Out here in the country, we don’t have regular curbside trash service. Well, let me clarify that. There is a trash service, but you have to pay for it. Since we live one mile down a dirt road, by the time we haul our garbage and recycleables into the back of the Outback and down to the curb we figured we might as well just keep driving, skip the removal fee,  and take them to what’s known as the “transfer station”, where debris of various sorts is taken, sorted, and then eventually hauled off to the landfill or recycling facilities.

Hubs created the recycling holding station pictured above for keeping our items out of the house (our pantry was getting some kind of crazy crowded with all manner of recyclables). Since almost every forest-dwelling predator imaginable shares the cove with us out here, he put a handled plank of wood on top to credit a barrier and deter easy access from marauding visitors of the four-footed persuasion. The gravel beneath each bin serves two purposes: it creates a weed barrier and it provides drainage to prevent water from pooling beneath the bins.

It’s awesome. Over the course of a few days, I squirrel away recyclable this’s and that’s in a canvas tote in the pantry. When it’s full, I schlep it outdoors and place items in separate bins for glass, metal, plastic, paper, and cardboard (which I jointly share with #5 recyclable items, accepted at our local Whole Foods).

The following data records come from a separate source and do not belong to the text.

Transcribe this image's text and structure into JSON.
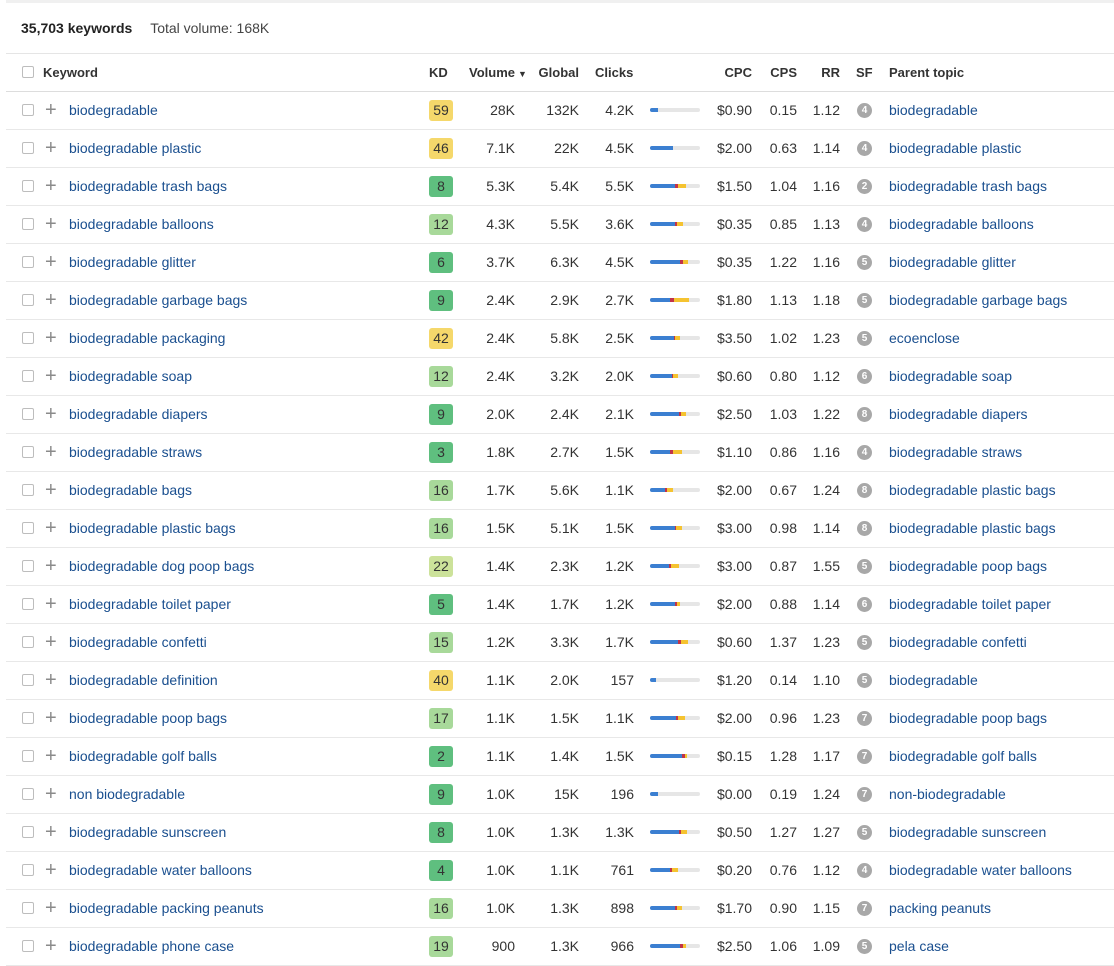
{
  "summary": {
    "keyword_count": "35,703 keywords",
    "total_volume": "Total volume: 168K"
  },
  "columns": {
    "keyword": "Keyword",
    "kd": "KD",
    "volume": "Volume",
    "global": "Global",
    "clicks": "Clicks",
    "cpc": "CPC",
    "cps": "CPS",
    "rr": "RR",
    "sf": "SF",
    "parent_topic": "Parent topic"
  },
  "sort": {
    "column": "Volume",
    "direction_icon": "▼"
  },
  "kd_colors": {
    "easy": "#5fbf7f",
    "medium": "#a8d99a",
    "mid": "#cce29a",
    "hard": "#f5d86b"
  },
  "click_bar_colors": {
    "organic": "#3b7fd1",
    "paid": "#c0334a",
    "other": "#f5c330"
  },
  "rows": [
    {
      "keyword": "biodegradable",
      "kd": "59",
      "volume": "28K",
      "global": "132K",
      "clicks": "4.2K",
      "clicks_mix": [
        0.15,
        0,
        0
      ],
      "cpc": "$0.90",
      "cps": "0.15",
      "rr": "1.12",
      "sf": "4",
      "parent": "biodegradable"
    },
    {
      "keyword": "biodegradable plastic",
      "kd": "46",
      "volume": "7.1K",
      "global": "22K",
      "clicks": "4.5K",
      "clicks_mix": [
        0.45,
        0,
        0
      ],
      "cpc": "$2.00",
      "cps": "0.63",
      "rr": "1.14",
      "sf": "4",
      "parent": "biodegradable plastic"
    },
    {
      "keyword": "biodegradable trash bags",
      "kd": "8",
      "volume": "5.3K",
      "global": "5.4K",
      "clicks": "5.5K",
      "clicks_mix": [
        0.5,
        0.05,
        0.16
      ],
      "cpc": "$1.50",
      "cps": "1.04",
      "rr": "1.16",
      "sf": "2",
      "parent": "biodegradable trash bags"
    },
    {
      "keyword": "biodegradable balloons",
      "kd": "12",
      "volume": "4.3K",
      "global": "5.5K",
      "clicks": "3.6K",
      "clicks_mix": [
        0.5,
        0.03,
        0.12
      ],
      "cpc": "$0.35",
      "cps": "0.85",
      "rr": "1.13",
      "sf": "4",
      "parent": "biodegradable balloons"
    },
    {
      "keyword": "biodegradable glitter",
      "kd": "6",
      "volume": "3.7K",
      "global": "6.3K",
      "clicks": "4.5K",
      "clicks_mix": [
        0.6,
        0.05,
        0.1
      ],
      "cpc": "$0.35",
      "cps": "1.22",
      "rr": "1.16",
      "sf": "5",
      "parent": "biodegradable glitter"
    },
    {
      "keyword": "biodegradable garbage bags",
      "kd": "9",
      "volume": "2.4K",
      "global": "2.9K",
      "clicks": "2.7K",
      "clicks_mix": [
        0.4,
        0.08,
        0.3
      ],
      "cpc": "$1.80",
      "cps": "1.13",
      "rr": "1.18",
      "sf": "5",
      "parent": "biodegradable garbage bags"
    },
    {
      "keyword": "biodegradable packaging",
      "kd": "42",
      "volume": "2.4K",
      "global": "5.8K",
      "clicks": "2.5K",
      "clicks_mix": [
        0.48,
        0.02,
        0.1
      ],
      "cpc": "$3.50",
      "cps": "1.02",
      "rr": "1.23",
      "sf": "5",
      "parent": "ecoenclose"
    },
    {
      "keyword": "biodegradable soap",
      "kd": "12",
      "volume": "2.4K",
      "global": "3.2K",
      "clicks": "2.0K",
      "clicks_mix": [
        0.44,
        0.02,
        0.1
      ],
      "cpc": "$0.60",
      "cps": "0.80",
      "rr": "1.12",
      "sf": "6",
      "parent": "biodegradable soap"
    },
    {
      "keyword": "biodegradable diapers",
      "kd": "9",
      "volume": "2.0K",
      "global": "2.4K",
      "clicks": "2.1K",
      "clicks_mix": [
        0.58,
        0.04,
        0.1
      ],
      "cpc": "$2.50",
      "cps": "1.03",
      "rr": "1.22",
      "sf": "8",
      "parent": "biodegradable diapers"
    },
    {
      "keyword": "biodegradable straws",
      "kd": "3",
      "volume": "1.8K",
      "global": "2.7K",
      "clicks": "1.5K",
      "clicks_mix": [
        0.4,
        0.05,
        0.18
      ],
      "cpc": "$1.10",
      "cps": "0.86",
      "rr": "1.16",
      "sf": "4",
      "parent": "biodegradable straws"
    },
    {
      "keyword": "biodegradable bags",
      "kd": "16",
      "volume": "1.7K",
      "global": "5.6K",
      "clicks": "1.1K",
      "clicks_mix": [
        0.3,
        0.04,
        0.12
      ],
      "cpc": "$2.00",
      "cps": "0.67",
      "rr": "1.24",
      "sf": "8",
      "parent": "biodegradable plastic bags"
    },
    {
      "keyword": "biodegradable plastic bags",
      "kd": "16",
      "volume": "1.5K",
      "global": "5.1K",
      "clicks": "1.5K",
      "clicks_mix": [
        0.5,
        0.02,
        0.12
      ],
      "cpc": "$3.00",
      "cps": "0.98",
      "rr": "1.14",
      "sf": "8",
      "parent": "biodegradable plastic bags"
    },
    {
      "keyword": "biodegradable dog poop bags",
      "kd": "22",
      "volume": "1.4K",
      "global": "2.3K",
      "clicks": "1.2K",
      "clicks_mix": [
        0.38,
        0.04,
        0.16
      ],
      "cpc": "$3.00",
      "cps": "0.87",
      "rr": "1.55",
      "sf": "5",
      "parent": "biodegradable poop bags"
    },
    {
      "keyword": "biodegradable toilet paper",
      "kd": "5",
      "volume": "1.4K",
      "global": "1.7K",
      "clicks": "1.2K",
      "clicks_mix": [
        0.5,
        0.04,
        0.06
      ],
      "cpc": "$2.00",
      "cps": "0.88",
      "rr": "1.14",
      "sf": "6",
      "parent": "biodegradable toilet paper"
    },
    {
      "keyword": "biodegradable confetti",
      "kd": "15",
      "volume": "1.2K",
      "global": "3.3K",
      "clicks": "1.7K",
      "clicks_mix": [
        0.55,
        0.06,
        0.14
      ],
      "cpc": "$0.60",
      "cps": "1.37",
      "rr": "1.23",
      "sf": "5",
      "parent": "biodegradable confetti"
    },
    {
      "keyword": "biodegradable definition",
      "kd": "40",
      "volume": "1.1K",
      "global": "2.0K",
      "clicks": "157",
      "clicks_mix": [
        0.12,
        0,
        0
      ],
      "cpc": "$1.20",
      "cps": "0.14",
      "rr": "1.10",
      "sf": "5",
      "parent": "biodegradable"
    },
    {
      "keyword": "biodegradable poop bags",
      "kd": "17",
      "volume": "1.1K",
      "global": "1.5K",
      "clicks": "1.1K",
      "clicks_mix": [
        0.52,
        0.04,
        0.14
      ],
      "cpc": "$2.00",
      "cps": "0.96",
      "rr": "1.23",
      "sf": "7",
      "parent": "biodegradable poop bags"
    },
    {
      "keyword": "biodegradable golf balls",
      "kd": "2",
      "volume": "1.1K",
      "global": "1.4K",
      "clicks": "1.5K",
      "clicks_mix": [
        0.64,
        0.06,
        0.04
      ],
      "cpc": "$0.15",
      "cps": "1.28",
      "rr": "1.17",
      "sf": "7",
      "parent": "biodegradable golf balls"
    },
    {
      "keyword": "non biodegradable",
      "kd": "9",
      "volume": "1.0K",
      "global": "15K",
      "clicks": "196",
      "clicks_mix": [
        0.15,
        0,
        0
      ],
      "cpc": "$0.00",
      "cps": "0.19",
      "rr": "1.24",
      "sf": "7",
      "parent": "non-biodegradable"
    },
    {
      "keyword": "biodegradable sunscreen",
      "kd": "8",
      "volume": "1.0K",
      "global": "1.3K",
      "clicks": "1.3K",
      "clicks_mix": [
        0.58,
        0.04,
        0.12
      ],
      "cpc": "$0.50",
      "cps": "1.27",
      "rr": "1.27",
      "sf": "5",
      "parent": "biodegradable sunscreen"
    },
    {
      "keyword": "biodegradable water balloons",
      "kd": "4",
      "volume": "1.0K",
      "global": "1.1K",
      "clicks": "761",
      "clicks_mix": [
        0.4,
        0.04,
        0.12
      ],
      "cpc": "$0.20",
      "cps": "0.76",
      "rr": "1.12",
      "sf": "4",
      "parent": "biodegradable water balloons"
    },
    {
      "keyword": "biodegradable packing peanuts",
      "kd": "16",
      "volume": "1.0K",
      "global": "1.3K",
      "clicks": "898",
      "clicks_mix": [
        0.5,
        0.04,
        0.1
      ],
      "cpc": "$1.70",
      "cps": "0.90",
      "rr": "1.15",
      "sf": "7",
      "parent": "packing peanuts"
    },
    {
      "keyword": "biodegradable phone case",
      "kd": "19",
      "volume": "900",
      "global": "1.3K",
      "clicks": "966",
      "clicks_mix": [
        0.6,
        0.06,
        0.06
      ],
      "cpc": "$2.50",
      "cps": "1.06",
      "rr": "1.09",
      "sf": "5",
      "parent": "pela case"
    }
  ]
}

As an order-seeking person, this appeals to me on so many levels. Things are tidy inside, and orderly outside, interluding in a sort of recycling purgatory until we fire up the Subaru and make our pilgrimage to the Transfer Station. I keep my sanity in check and my house orderly while our recyclables get a second lease on life. Win, win.

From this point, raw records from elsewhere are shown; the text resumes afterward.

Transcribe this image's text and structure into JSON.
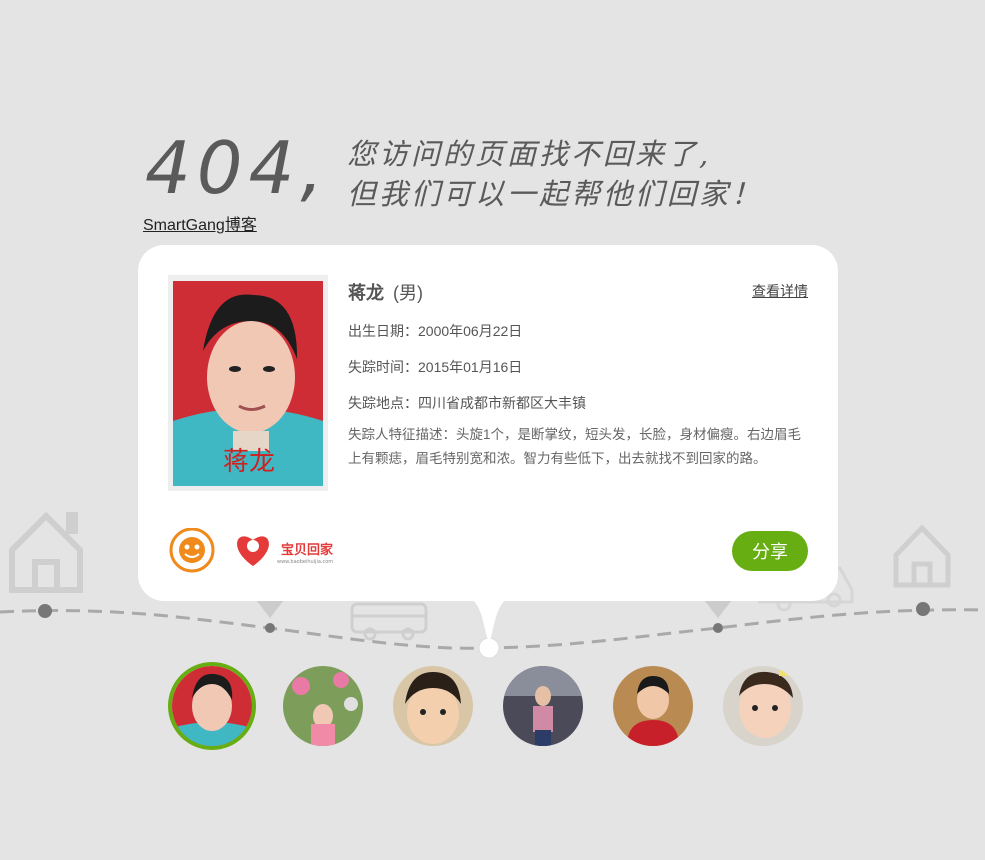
{
  "header": {
    "code": "404,",
    "line1": "您访问的页面找不回来了,",
    "line2": "但我们可以一起帮他们回家！",
    "blog_link": "SmartGang博客"
  },
  "card": {
    "name": "蒋龙",
    "gender": "(男)",
    "detail_link": "查看详情",
    "birth_label": "出生日期：",
    "birth_value": "2000年06月22日",
    "missing_time_label": "失踪时间：",
    "missing_time_value": "2015年01月16日",
    "missing_place_label": "失踪地点：",
    "missing_place_value": "四川省成都市新都区大丰镇",
    "features_label": "失踪人特征描述：",
    "features_value": "头旋1个，是断掌纹，短头发，长脸，身材偏瘦。右边眉毛上有颗痣，眉毛特别宽和浓。智力有些低下，出去就找不到回家的路。",
    "photo_caption": "蒋龙",
    "share_button": "分享",
    "logo_right_text": "宝贝回家",
    "logo_right_url": "www.baobeihuijia.com"
  },
  "colors": {
    "accent": "#66ae12",
    "background": "#e4e4e4",
    "text": "#555555"
  },
  "avatars": [
    {
      "name": "avatar-1",
      "active": true
    },
    {
      "name": "avatar-2",
      "active": false
    },
    {
      "name": "avatar-3",
      "active": false
    },
    {
      "name": "avatar-4",
      "active": false
    },
    {
      "name": "avatar-5",
      "active": false
    },
    {
      "name": "avatar-6",
      "active": false
    }
  ]
}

5 Responses to Talkin’ Trash

  • Brillant, simple, and actually a *nice looking* trash station! I can't stand having stuff in the house, either. This looks like an excellent compromise.

    Sarah M

  • Elizabeth says:

    I have the same issue, living in a rural area as well. Thankfully, the dump is only about a mile up the road, but they accept very limited recyclables. I've been trying to come up with a good outdoor storage solution too, though the area of back porch is all of like 3×12!

  • mandi says:

    Great idea! We are in a new home and I have been brain storming ways to keep the recyclables from taking over the house!

    Also- completely off subject- but i'm looking into investing in my first pressure cooker. I was looking at the Presto models 23 quart or 16 quart. Trying to decide if the 23 quart would be too big for daily cooking. Any experience with pressure cookers? any insight would be so appreciated!

  • mandi-that really depends on how much you intend to can at one time. i've got an all-american 15 quart pressure canner and i've never felt the need for a larger size, even when making big batches. if you're feeding a large family, or all of the farm hands (should you have them), then get the larger size. otherwise, the smaller model should do the job just fine.

  • oklyous says:

    Really cool and practical:)
    I live in the city and I am soo disapointed about how it is not possible for us to sort our waste. I would love to do it, but sadly have no possibility of doing it.